The last pure apple painting today features apples falling in a plane:

apple painting
Apples Falling in a Plane

Apples still figure in my art. They appear in my first large abstract, Food For Thought:
apple painting

Apples Paintings
Apples Paintings For Sale
Apple Still Life For Sale


So the apple represents life, form and color for the artist. It is a symbol of life and love. Apples have always represented the Garden of Eden and original sin. Apples are symbols in all cultures
Fertility; love; joyousness; knowledge; wisdom; divination; luxury; but also deceitfulness and death. The apple was the forbidden fruit of the Golden Age. As round it represents totality and unity, as opposed to the multiplicity of the pomegranate, and as the fruit of the Tree of Life given by Iduma to the gods. Eris threw the golden apple of discord among the Gods. As the apples of the Hesperides and the fruit of Freya’s garden, it symbolizes immortality. Offering an apple is a declaration of love.

Artists are keenly aware of symbolism and metaphor. One example is Son of Man by surrealist painter René Magritte:

via wiki Son of Man C David Michael Jackson 2012

Abstract Fish Painting

Abstract Fish Painting

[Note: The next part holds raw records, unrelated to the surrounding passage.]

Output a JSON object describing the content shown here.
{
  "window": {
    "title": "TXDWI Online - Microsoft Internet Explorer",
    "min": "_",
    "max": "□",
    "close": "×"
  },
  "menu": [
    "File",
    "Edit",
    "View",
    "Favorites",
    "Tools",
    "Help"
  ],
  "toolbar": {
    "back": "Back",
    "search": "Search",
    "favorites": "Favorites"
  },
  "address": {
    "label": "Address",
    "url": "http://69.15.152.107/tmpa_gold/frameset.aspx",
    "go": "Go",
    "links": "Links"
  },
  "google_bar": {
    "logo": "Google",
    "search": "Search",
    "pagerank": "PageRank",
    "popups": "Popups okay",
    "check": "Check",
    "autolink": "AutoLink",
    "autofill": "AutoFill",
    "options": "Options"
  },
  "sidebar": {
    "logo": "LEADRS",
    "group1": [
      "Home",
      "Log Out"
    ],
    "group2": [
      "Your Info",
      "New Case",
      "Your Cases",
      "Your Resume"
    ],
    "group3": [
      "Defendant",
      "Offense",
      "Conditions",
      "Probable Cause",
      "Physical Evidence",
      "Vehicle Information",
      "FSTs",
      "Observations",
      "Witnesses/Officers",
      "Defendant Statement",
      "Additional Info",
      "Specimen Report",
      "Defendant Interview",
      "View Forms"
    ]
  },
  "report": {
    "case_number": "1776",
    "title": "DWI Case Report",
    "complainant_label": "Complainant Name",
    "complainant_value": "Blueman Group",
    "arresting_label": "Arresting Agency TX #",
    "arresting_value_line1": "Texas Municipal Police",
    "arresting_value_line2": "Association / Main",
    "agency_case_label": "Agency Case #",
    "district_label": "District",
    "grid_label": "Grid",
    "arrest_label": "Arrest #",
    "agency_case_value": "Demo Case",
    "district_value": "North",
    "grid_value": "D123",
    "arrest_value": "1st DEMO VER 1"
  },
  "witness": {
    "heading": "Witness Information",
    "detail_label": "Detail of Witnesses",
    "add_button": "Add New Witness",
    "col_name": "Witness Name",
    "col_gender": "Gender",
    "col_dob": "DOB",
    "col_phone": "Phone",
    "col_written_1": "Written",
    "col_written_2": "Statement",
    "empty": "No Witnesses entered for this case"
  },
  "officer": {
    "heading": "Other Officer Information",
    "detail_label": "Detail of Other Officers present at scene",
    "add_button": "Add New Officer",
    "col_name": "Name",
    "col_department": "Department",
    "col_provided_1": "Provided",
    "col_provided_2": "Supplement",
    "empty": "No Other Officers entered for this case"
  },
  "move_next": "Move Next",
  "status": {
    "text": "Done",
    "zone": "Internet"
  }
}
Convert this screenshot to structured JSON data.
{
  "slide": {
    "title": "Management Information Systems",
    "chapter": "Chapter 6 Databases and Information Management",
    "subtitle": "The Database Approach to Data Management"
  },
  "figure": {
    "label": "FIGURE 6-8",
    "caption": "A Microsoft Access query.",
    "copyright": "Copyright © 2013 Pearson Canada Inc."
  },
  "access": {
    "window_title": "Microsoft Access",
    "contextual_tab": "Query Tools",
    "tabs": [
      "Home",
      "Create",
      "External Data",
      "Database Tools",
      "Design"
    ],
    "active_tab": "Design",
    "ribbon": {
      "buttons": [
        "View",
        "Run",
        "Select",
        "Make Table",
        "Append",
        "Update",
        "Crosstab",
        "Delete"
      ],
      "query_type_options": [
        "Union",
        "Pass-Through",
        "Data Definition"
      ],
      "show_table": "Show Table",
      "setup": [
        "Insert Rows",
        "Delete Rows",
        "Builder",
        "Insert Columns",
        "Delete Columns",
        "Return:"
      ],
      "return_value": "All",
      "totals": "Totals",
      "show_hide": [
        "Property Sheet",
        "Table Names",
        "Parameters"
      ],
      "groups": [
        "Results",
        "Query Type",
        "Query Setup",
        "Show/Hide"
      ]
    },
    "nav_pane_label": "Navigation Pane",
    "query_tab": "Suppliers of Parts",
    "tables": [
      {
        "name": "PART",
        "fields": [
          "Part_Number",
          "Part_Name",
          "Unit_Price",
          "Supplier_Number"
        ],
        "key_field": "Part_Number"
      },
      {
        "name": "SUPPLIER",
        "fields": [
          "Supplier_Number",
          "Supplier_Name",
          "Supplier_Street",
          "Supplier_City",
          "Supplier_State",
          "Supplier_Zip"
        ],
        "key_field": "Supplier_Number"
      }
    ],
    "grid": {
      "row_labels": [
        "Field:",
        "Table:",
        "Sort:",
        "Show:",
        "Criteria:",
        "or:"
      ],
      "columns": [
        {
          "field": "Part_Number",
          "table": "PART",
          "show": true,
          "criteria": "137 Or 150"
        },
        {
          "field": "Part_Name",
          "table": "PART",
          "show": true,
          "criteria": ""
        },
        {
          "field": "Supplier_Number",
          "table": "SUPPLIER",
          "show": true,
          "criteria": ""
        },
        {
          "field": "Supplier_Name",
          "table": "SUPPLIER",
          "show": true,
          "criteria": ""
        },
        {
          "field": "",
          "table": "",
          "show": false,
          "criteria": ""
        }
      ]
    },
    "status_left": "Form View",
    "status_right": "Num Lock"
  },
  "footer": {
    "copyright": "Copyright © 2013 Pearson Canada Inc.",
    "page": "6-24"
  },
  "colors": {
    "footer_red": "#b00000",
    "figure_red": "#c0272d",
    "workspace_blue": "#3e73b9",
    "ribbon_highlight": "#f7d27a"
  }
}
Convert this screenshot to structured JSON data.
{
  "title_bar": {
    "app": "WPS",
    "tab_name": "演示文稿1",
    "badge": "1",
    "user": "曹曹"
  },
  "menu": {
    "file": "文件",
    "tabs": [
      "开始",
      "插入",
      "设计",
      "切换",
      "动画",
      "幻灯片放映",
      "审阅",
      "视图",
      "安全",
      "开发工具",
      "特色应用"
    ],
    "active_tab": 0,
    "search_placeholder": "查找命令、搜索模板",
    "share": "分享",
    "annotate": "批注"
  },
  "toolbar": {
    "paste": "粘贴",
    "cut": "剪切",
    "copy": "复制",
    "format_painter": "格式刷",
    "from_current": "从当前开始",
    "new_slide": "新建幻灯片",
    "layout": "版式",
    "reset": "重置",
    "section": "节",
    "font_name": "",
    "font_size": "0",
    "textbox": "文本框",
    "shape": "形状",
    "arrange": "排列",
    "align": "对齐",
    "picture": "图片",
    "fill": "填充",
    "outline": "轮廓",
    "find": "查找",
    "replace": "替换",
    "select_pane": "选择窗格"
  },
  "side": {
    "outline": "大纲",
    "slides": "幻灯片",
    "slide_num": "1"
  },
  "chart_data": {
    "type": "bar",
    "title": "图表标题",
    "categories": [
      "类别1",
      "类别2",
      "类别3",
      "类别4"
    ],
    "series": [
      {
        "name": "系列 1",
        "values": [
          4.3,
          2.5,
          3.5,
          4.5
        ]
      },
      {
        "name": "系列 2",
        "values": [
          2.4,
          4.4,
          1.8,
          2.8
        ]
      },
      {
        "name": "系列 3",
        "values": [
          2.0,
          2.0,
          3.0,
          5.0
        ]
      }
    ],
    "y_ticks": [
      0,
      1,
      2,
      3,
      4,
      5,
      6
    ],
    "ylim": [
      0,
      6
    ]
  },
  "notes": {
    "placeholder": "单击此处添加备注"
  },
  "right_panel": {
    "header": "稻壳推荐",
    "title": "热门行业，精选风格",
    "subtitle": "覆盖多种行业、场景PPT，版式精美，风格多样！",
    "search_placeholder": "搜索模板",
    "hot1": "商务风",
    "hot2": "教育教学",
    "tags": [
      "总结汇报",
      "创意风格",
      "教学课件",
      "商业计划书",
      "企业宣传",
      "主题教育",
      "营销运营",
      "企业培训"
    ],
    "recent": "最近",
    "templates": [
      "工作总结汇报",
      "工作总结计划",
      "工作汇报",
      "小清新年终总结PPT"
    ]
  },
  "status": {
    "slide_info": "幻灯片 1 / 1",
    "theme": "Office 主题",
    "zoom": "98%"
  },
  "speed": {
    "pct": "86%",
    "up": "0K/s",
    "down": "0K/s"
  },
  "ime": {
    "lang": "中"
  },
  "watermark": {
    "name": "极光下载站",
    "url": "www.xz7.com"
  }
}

This is the essence of creation….I did not start with this but ended up with it. Did a fish spring from the sea and walk? The essence of life is the sea. I get all emotional about this painting….I could turn it on its side and we could make something else of it until we saw the fish. I never set out to paint a fish. The fish never set out to walk on land.
See more of David’s Abstract Original Paintings
david michael jackson Abstract Fish Painting